> THE RECORDS
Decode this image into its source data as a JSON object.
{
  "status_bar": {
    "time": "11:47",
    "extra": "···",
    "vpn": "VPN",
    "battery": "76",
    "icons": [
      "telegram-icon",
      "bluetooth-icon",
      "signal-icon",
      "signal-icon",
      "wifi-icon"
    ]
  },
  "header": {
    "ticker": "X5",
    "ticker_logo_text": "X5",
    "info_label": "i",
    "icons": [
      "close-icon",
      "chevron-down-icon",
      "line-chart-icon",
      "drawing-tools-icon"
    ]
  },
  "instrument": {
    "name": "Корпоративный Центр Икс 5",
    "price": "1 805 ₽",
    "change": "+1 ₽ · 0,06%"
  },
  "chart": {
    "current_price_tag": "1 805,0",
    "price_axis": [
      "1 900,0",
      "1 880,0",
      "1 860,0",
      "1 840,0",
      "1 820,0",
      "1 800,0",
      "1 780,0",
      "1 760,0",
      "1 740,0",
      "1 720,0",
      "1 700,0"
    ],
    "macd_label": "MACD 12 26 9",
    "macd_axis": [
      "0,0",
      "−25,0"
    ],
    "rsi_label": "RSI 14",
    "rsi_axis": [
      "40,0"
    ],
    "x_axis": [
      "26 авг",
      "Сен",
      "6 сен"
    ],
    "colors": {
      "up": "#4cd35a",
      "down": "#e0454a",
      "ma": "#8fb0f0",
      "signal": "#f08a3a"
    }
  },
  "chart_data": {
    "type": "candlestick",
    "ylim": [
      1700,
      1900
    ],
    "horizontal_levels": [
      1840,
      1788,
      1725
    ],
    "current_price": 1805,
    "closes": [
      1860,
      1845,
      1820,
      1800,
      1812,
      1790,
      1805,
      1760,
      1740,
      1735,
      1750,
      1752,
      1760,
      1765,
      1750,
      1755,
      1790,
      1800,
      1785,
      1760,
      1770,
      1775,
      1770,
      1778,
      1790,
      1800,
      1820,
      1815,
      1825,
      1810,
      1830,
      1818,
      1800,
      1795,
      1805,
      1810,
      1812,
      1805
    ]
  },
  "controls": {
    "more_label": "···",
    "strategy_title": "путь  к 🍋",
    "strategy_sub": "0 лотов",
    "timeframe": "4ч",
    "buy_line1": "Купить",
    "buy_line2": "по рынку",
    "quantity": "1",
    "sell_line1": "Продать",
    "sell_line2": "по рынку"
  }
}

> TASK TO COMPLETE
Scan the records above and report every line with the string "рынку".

> SOLUTION TO THIS EXERCISE
    "buy_line2": "по рынку",
    "sell_line2": "по рынку"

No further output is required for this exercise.